For the first two years, things went ok, with Beterbiev fighting twice in 2015 and 2016, winning the vacant WBO International Light-Heavyweight title and defending his WBA–NABA Light-Heavyweight title three times. However, by 2017 Beterbiev was again having disputes with his team. On May 9th, 2017 Beterbiev posted on Instagram, “As many of you have already heard, my lawyer has filed this morning a demand for Declaratory Judgment asking the Superior Court in Montreal to confirm that my promotional agreement with Groupe Yvon Michel (GYM) is effectively terminated/expired.”
This was the beginning of a tense legal battle with Yvon Michel to void his contract and released him to resign with another manager and promoter, which was confusing for fans and pundits alike, as Beterbiev continued to achieve success while under contract. The exact details of the disputes have not been confirmed but it is rumored that Beterbiev was unhappy with the number of fights he was being given, as well as thinking he was underpaid. Given that he began his career with 3-4 fights per year, but under Yvon Michel was fighting just 1-2 times per year, it is easy to see Beterbiev’s side of things.

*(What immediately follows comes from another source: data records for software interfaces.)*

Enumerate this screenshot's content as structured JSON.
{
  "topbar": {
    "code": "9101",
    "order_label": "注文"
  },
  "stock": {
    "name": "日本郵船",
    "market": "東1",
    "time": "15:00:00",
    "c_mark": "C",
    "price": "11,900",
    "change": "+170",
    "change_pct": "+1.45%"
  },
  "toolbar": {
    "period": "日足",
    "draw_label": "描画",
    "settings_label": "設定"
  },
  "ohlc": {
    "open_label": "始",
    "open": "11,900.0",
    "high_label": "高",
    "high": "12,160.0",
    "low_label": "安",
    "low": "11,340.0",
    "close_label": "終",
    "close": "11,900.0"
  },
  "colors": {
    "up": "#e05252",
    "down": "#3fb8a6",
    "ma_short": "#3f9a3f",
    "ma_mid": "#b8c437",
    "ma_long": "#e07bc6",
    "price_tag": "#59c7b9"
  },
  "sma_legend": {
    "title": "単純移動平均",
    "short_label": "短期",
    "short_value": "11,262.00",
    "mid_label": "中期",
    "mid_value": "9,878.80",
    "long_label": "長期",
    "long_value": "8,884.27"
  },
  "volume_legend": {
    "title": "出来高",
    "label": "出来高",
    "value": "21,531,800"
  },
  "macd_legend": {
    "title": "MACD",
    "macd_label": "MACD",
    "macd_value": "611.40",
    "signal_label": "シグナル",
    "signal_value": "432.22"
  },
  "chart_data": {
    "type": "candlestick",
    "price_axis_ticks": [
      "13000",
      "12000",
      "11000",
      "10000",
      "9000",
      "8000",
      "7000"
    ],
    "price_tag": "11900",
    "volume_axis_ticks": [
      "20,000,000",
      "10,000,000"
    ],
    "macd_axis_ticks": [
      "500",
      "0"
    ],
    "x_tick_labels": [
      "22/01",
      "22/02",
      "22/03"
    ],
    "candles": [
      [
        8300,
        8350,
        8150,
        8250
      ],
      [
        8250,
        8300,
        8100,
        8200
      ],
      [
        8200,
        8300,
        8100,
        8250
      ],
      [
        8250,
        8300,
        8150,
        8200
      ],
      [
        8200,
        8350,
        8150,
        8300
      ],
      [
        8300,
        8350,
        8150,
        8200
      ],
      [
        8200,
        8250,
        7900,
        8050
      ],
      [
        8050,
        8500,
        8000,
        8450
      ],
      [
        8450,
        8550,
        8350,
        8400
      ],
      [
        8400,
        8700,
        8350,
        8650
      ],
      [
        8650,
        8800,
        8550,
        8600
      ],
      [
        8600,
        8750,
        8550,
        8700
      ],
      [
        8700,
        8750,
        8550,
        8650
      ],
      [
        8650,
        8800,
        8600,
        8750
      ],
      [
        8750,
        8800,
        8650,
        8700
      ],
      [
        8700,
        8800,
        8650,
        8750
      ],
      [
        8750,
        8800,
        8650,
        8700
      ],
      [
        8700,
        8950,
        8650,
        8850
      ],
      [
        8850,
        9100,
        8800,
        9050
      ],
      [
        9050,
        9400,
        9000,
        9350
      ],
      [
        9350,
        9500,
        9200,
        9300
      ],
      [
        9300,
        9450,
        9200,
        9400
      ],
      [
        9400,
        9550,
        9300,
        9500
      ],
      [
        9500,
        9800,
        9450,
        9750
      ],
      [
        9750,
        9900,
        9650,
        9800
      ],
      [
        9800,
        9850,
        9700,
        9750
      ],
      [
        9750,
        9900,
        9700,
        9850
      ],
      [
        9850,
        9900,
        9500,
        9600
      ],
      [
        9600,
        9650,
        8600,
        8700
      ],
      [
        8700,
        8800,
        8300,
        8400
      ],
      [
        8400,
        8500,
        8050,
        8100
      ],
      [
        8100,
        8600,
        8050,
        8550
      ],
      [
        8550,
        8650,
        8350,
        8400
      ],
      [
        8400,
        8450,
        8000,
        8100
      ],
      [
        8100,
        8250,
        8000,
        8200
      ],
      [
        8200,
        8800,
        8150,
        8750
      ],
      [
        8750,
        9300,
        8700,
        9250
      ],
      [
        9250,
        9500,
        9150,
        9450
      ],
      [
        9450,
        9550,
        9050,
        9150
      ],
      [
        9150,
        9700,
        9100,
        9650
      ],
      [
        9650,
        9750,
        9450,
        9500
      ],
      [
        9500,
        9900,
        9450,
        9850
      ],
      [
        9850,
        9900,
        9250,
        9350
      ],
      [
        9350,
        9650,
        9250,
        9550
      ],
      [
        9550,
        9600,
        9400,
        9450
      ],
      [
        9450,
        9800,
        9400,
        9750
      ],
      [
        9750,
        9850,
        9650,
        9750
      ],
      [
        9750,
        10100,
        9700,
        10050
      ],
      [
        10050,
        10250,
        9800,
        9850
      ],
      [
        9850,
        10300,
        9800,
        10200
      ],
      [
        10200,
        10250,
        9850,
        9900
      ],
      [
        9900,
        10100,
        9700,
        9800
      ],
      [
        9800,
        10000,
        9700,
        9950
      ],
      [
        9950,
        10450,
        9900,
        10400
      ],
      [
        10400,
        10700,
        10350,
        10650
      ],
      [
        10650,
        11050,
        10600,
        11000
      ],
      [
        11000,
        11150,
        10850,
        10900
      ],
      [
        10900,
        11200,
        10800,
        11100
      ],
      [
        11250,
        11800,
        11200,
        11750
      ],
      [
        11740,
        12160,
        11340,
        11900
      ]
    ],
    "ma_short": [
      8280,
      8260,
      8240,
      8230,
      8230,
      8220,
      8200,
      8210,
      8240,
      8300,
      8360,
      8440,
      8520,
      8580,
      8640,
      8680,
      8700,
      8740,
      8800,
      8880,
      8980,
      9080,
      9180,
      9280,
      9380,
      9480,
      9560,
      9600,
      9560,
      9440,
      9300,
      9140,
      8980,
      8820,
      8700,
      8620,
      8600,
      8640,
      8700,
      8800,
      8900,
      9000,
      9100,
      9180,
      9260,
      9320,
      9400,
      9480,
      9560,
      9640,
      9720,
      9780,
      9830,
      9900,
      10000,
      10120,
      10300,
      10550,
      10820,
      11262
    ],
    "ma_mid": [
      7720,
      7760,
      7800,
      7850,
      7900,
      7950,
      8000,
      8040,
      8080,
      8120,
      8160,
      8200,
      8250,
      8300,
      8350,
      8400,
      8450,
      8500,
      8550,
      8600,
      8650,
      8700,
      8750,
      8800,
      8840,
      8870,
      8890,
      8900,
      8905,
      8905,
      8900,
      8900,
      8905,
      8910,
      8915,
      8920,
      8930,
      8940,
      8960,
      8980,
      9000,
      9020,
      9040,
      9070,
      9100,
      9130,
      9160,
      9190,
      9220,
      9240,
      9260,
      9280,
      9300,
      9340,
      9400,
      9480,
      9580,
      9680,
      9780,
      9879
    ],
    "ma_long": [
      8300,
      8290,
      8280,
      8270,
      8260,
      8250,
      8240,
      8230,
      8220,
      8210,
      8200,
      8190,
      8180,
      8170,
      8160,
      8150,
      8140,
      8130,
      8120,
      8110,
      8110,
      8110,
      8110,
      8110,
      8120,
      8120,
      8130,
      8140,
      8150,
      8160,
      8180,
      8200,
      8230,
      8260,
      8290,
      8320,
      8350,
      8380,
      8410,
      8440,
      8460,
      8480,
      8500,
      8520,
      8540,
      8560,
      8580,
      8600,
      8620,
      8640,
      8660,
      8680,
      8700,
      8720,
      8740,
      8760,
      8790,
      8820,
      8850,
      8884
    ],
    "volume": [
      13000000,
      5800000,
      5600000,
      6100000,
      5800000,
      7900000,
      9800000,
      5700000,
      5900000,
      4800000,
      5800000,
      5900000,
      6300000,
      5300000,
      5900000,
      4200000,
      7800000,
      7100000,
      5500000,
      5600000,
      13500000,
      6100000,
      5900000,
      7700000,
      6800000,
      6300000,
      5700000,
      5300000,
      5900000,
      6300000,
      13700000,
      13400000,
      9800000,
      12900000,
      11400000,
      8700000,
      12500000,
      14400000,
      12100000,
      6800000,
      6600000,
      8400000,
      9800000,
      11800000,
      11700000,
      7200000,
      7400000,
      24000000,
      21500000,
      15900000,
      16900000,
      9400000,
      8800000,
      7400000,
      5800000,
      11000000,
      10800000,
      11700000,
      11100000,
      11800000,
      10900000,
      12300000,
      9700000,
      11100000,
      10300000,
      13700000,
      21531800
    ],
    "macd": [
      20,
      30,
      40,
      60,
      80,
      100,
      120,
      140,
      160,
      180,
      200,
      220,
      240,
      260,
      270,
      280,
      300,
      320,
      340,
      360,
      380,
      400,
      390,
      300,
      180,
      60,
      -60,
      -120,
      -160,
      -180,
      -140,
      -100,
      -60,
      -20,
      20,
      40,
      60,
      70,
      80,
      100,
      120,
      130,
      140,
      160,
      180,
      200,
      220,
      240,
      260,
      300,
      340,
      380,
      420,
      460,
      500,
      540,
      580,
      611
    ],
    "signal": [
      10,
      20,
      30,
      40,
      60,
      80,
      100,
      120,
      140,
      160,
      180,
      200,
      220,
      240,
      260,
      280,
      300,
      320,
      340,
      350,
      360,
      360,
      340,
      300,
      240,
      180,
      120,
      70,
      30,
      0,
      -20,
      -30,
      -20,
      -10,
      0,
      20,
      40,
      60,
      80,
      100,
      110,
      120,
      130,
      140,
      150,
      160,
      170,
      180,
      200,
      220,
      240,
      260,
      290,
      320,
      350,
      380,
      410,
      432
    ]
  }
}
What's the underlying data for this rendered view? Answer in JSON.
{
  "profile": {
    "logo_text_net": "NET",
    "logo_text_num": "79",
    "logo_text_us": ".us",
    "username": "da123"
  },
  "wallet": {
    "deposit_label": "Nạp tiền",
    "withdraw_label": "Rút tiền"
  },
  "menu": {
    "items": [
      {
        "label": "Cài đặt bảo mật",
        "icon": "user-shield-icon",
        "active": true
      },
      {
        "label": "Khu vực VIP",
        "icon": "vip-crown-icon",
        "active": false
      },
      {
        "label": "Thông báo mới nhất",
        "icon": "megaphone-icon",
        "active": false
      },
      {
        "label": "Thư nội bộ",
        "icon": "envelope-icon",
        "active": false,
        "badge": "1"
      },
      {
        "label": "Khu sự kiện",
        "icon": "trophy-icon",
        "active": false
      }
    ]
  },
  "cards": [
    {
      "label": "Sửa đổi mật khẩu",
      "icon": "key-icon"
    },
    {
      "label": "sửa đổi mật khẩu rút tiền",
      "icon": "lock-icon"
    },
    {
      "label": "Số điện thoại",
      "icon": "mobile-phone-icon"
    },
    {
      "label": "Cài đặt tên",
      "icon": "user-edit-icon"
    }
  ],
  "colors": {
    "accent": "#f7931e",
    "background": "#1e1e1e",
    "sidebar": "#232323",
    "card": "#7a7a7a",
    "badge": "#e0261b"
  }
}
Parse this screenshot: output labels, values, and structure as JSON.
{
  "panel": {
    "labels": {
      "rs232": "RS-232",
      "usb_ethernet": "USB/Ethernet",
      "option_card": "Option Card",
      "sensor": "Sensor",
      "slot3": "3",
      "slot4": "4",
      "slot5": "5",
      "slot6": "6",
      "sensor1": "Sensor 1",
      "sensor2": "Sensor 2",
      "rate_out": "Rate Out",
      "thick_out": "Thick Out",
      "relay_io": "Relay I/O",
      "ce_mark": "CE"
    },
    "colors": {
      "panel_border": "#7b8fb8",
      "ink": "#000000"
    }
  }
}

Finalizing his case against Groupe Yvon Michel, GYM, the Canadian courts ruled in 2018 that Beterbiev would remain under contract with GYM until 2021. Beterbiev was publicly accepting for the ruling.
Brief stint with Hearn and Matchroom
Hearn managed to sign Beterbiev to a three-fight deal in 2018, with Beterbiev appearing extremely happy with the arrangement. Beterbiev fought Callum Johnson, knocking him out in round 4, with the fight being broadcast on DAZN, as per Matchroom’s contracts. However, this would be the only fight Beterbiev would fulfill under his GYM-Matchroom co-promotional deal.
After beating Callum Johnson, Beterbiev announced he had signed a co-promotional deal with GYM and Top Rank, to broadcast on ESPN.
The confusing nature of Beterbiev’s contractual issues has cost him a lot of money out of court. Over the past 7 years, he has paid settlements to Anna Reva, Yvon Michel (who continues to promote him), and Eddie Hearn. This has all hampered his success as a boxer, as he has fought fewer fights during the periods when he was undertaking legal action against these many people.
A late bloomer?
With his reliance on his other-worldly punching power and stamina, is it possible that Beterbiev can keep fighting into his late thirties? While he looks extremely healthy at 175lbs, nothing about his frame would suggest he is as devastating a puncher as he is. Like Deontay Wilder, who looks athletic and slight compared to a hulking Anthony Joshua, Artur Beterbiev has punching power build into his DNA. His tremendous work ethic likely results in his impressive stamina, but some people are just built differently in that sense too. Or maybe there’s something in the water in Dagestan where he was born.
With no signs of slowing down just yet, it will be interesting to see how close to 40 Beterbiev can push himself as a professional boxer. There are a rare few who can remain genuinely competitive into their 40s, like Manny Pacquiao, and as we all know the heavier guys tend to enjoy longer careers as a standard.
However late he started, Beterbiev looks determined to stick around and dominate for a long time. He’s always exciting to watch, coming straight forward like a wrecking ball, with such extreme confidence in his powerful fists, that you can often see the doubt in his opponents’ eyes the first time they eat a clean shot. For Beterbiev’s best fights, watch any of his 15 KOs.